SUPPLIED MATERIAL ::
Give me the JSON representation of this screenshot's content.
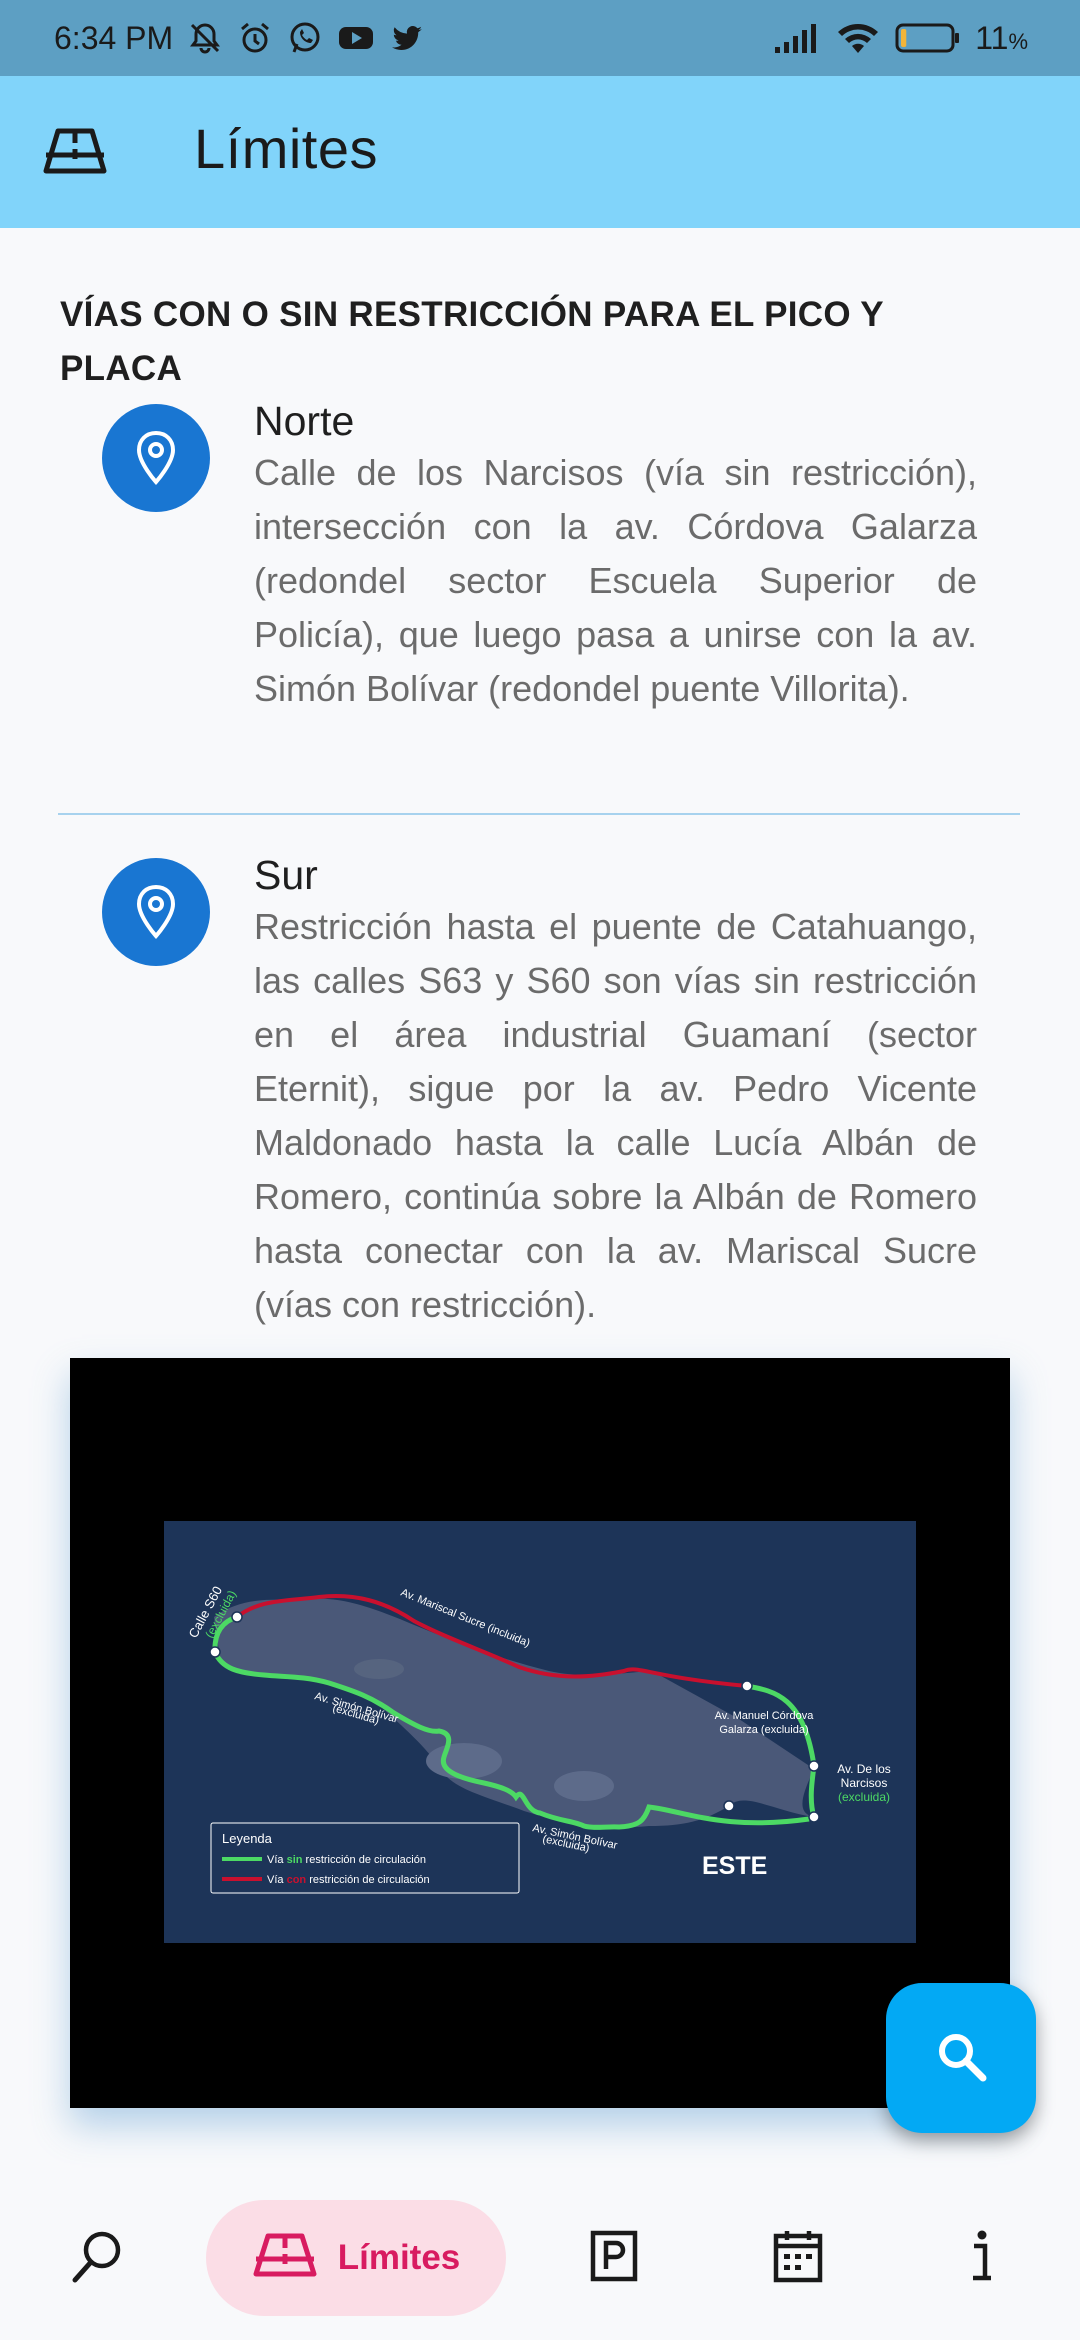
{
  "status_bar": {
    "time": "6:34 PM",
    "battery": "11",
    "battery_unit": "%",
    "battery_level": 0.11,
    "icons_left": [
      "mute-icon",
      "alarm-icon",
      "whatsapp-icon",
      "youtube-icon",
      "twitter-icon"
    ],
    "icons_right": [
      "signal-icon",
      "wifi-icon",
      "battery-icon"
    ]
  },
  "app_bar": {
    "title": "Límites",
    "icon": "road-icon"
  },
  "main": {
    "heading": "VÍAS CON O SIN RESTRICCIÓN PARA EL PICO Y PLACA",
    "items": [
      {
        "title": "Norte",
        "description": "Calle de los Narcisos (vía sin restricción), intersección con la av. Córdova Galarza (redondel sector Escuela Superior de Policía), que luego pasa a unirse con la av. Simón Bolívar (redondel puente Villorita).",
        "icon": "location-pin-icon"
      },
      {
        "title": "Sur",
        "description": "Restricción hasta el puente de Catahuango, las calles S63 y S60 son vías sin restricción en el área industrial Guamaní (sector Eternit), sigue por la av. Pedro Vicente Maldonado hasta la calle Lucía Albán de Romero, continúa sobre la Albán de Romero hasta conectar con la av. Mariscal Sucre (vías con restricción).",
        "icon": "location-pin-icon"
      }
    ]
  },
  "map": {
    "zone_label": "ESTE",
    "labels": {
      "calle_s60": "Calle S60",
      "calle_s60_note": "(excluida)",
      "mariscal_sucre": "Av. Mariscal Sucre (incluida)",
      "simon_bolivar_1": "Av. Simón Bolívar",
      "simon_bolivar_1_note": "(excluida)",
      "simon_bolivar_2": "Av. Simón Bolívar",
      "simon_bolivar_2_note": "(excluida)",
      "cordova_galarza_1": "Av. Manuel Córdova",
      "cordova_galarza_2": "Galarza (excluida)",
      "narcisos_1": "Av. De los",
      "narcisos_2": "Narcisos",
      "narcisos_note": "(excluida)"
    },
    "legend": {
      "title": "Leyenda",
      "row1_prefix": "Vía ",
      "row1_highlight": "sin",
      "row1_suffix": " restricción de circulación",
      "row2_prefix": "Vía ",
      "row2_highlight": "con",
      "row2_suffix": " restricción de circulación"
    },
    "colors": {
      "background": "#1d3458",
      "zone_fill": "#4a5878",
      "unrestricted": "#4cd964",
      "restricted": "#c8102e",
      "text": "#ffffff"
    }
  },
  "fab": {
    "icon": "search-icon"
  },
  "bottom_nav": {
    "items": [
      {
        "icon": "search-icon"
      },
      {
        "icon": "road-icon",
        "label": "Límites",
        "active": true
      },
      {
        "icon": "parking-icon"
      },
      {
        "icon": "calendar-icon"
      },
      {
        "icon": "info-icon"
      }
    ]
  }
}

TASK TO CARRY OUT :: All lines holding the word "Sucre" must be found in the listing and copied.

EXERCISE SOLUTION ::
        "description": "Restricción hasta el puente de Catahuango, las calles S63 y S60 son vías sin restricción en el área industrial Guamaní (sector Eternit), sigue por la av. Pedro Vicente Maldonado hasta la calle Lucía Albán de Romero, continúa sobre la Albán de Romero hasta conectar con la av. Mariscal Sucre (vías con restricción).",
      "mariscal_sucre": "Av. Mariscal Sucre (incluida)",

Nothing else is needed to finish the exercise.